Second, as I have said often repeatedly in the UN Security Council, the United States firmly supports Lebanon’s sovereignty and independence—and full implementation of Security Council Resolutions 1559, 1680, and 1701. Our engagement with Syria will not come at the expense of Lebanese sovereignty and independence. And I should add that it is my personal privilege to work closely with the Government of Lebanon and its representatives as a fellow Security Council colleague.

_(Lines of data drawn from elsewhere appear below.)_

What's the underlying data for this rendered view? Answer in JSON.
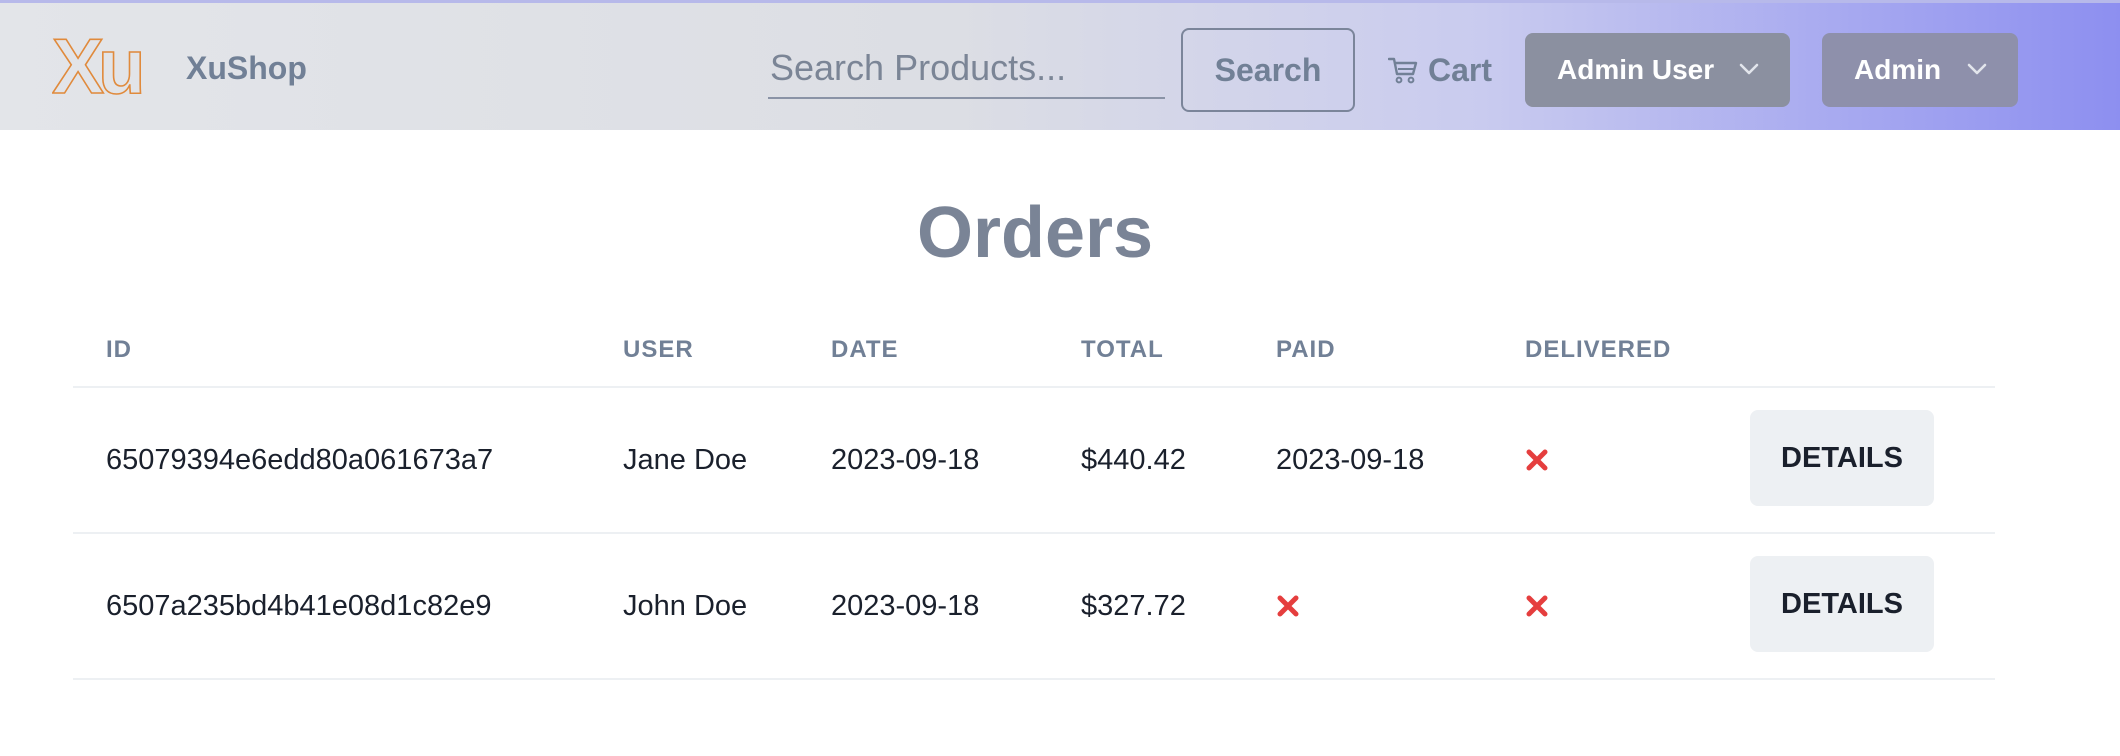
{
  "header": {
    "brand": "XuShop",
    "logo_text": "Xu",
    "search": {
      "placeholder": "Search Products...",
      "value": ""
    },
    "search_button": "Search",
    "cart_label": "Cart",
    "user_menu_label": "Admin User",
    "admin_menu_label": "Admin"
  },
  "page": {
    "title": "Orders"
  },
  "table": {
    "columns": [
      "ID",
      "USER",
      "DATE",
      "TOTAL",
      "PAID",
      "DELIVERED"
    ],
    "rows": [
      {
        "id": "65079394e6edd80a061673a7",
        "user": "Jane Doe",
        "date": "2023-09-18",
        "total": "$440.42",
        "paid": "2023-09-18",
        "paid_status": true,
        "delivered_status": false,
        "action": "DETAILS"
      },
      {
        "id": "6507a235bd4b41e08d1c82e9",
        "user": "John Doe",
        "date": "2023-09-18",
        "total": "$327.72",
        "paid": "",
        "paid_status": false,
        "delivered_status": false,
        "action": "DETAILS"
      }
    ]
  },
  "icons": {
    "not_paid": "x-icon",
    "not_delivered": "x-icon",
    "cart": "cart-icon",
    "dropdown": "chevron-down-icon"
  },
  "colors": {
    "accent": "#8d8ff0",
    "status_no": "#e53e3e",
    "muted_text": "#718096",
    "logo": "#e08a3c"
  }
}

Finally, to strengthen our security, we are responsibly ending the war in Iraq. But even as we draw down our military forces, we are not disengaging from Iraq.  Rather, we are forging a more traditional relationship with Iraq through deeper ties of diplomacy, trade, investment, culture, and education. When I visited Iraq last October, I saw first-hand how the United States is working together with our partners in Iraq’s sovereign government. As our UN Ambassador, I was particularly proud to see the dedicated service and sacrifice of our brave men and women in uniform and the invaluable work being done by the UN Assistance Mission in Iraq. The March 7 elections, which were supported by the UN’s electoral experts, were an important step for Iraq, and now Iraqi politicians are hard at work to ensure that Iraqis get to see an inclusive, representative government formed swiftly. As the Iraqi people face the longer-term challenges of expanding prosperity and opportunity, they will continue to have a partner in the United States.

Ladies and gentlemen, you know none of these are easy issues. I can’t guarantee that we will not have disagreements among friends from time to time. But I can promise that we will work together with you as partners, with honesty and respect.

The Obama Administration looks forward to continuing those efforts in the years ahead. Because as Kahlil Gibran once wrote, “To understand the heart and mind of a person, look not at what he has already achieved, but at what he aspires to do.”

Thank you all.


PRN: 2010/068